On the rich quilt sinks with becoming woe;
35 Wrapt in a gown, for sickness, and for show. The fair-ones feel such maladies as these, When each new night-dress gives a new disease.
A constant Vapour o'er the palace flies; Strange phantoms rising as the mists arise ; 40 Dreadful, as hermits' dreams in haunted shades, Or bright, as visions of expiring maids. Now glaring fiends, and snakes on rolling spires, Pale spectres, gaping tombs, and purple fires : Now lakes of liquid gold, Elysian scenes,
45 And crystal domes, and Angels in machines.

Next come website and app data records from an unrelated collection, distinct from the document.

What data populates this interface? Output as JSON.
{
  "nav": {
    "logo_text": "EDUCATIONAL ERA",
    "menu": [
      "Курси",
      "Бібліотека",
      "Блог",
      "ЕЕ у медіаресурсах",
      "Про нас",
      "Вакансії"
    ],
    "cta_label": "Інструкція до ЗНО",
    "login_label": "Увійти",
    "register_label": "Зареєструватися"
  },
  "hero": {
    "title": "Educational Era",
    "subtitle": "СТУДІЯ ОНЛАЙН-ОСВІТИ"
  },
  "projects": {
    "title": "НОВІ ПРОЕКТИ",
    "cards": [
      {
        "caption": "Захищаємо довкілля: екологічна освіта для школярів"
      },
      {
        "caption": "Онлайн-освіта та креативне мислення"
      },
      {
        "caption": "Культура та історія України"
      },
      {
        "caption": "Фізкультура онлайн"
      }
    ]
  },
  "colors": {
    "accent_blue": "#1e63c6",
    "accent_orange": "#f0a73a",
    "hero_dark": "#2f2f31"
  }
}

Unnumber'd throngs, on ev'ry side are seen, Of bodies chang’d to various forms by Spleen. Here living Tea-pots stand, one arm held out, One bent; the handle this, and that the spout : 50 A Pipkin there, like Homer's Tripod walks ; Here sighs a Jar, and there a Goose-pye talks ;
Ver. 41. Dreadful, as hermits' dreams in kaunted shades,
Or bright, as visions of erpiring muids.] The Poet by this comparison would insinuate, that the temptations of the mortified Recluses in the Church of Rome, and the extatic visions of their female Saints, were as much the effects of hypochondriac disorders, the Spleen, or, what was then the fashionable word, the Vapours, as any of the imaginary transformations he speaks of afterwards.
Ver. 51. Homer's Tripod walks ;] See Hom. Iliad. xviii. of Vulcan's walking Tripods.
P. Ver. 52. and there a Goose-pye talks ;] Alludes to a real fact, a Lady of distinction imagined herself in this condition. P.
Men prove with child, as pow'rful fancy works,
Safe past the Gnome through this fantastic band,
Ver. 53. Men prove with child,] Van Swieten, in his Commentaries on Boerhaave, relates, that he knew a man who had studied till he fancied his legs to be of glass; his maid bringing wood to his fire, threw it carelessly down; our sage was angry, and terrified for his legs of glass; the girl, out of patience with his megrims, gave him a blow with a log on the parts affected; he instantly started up in a rage, and from that moment recovered the use of his glass legs!.
Or e'er to costive lap-dog gave disease, 75
The Goddess with a discontented air
Sunk in Thalestris' arms the nymph he found,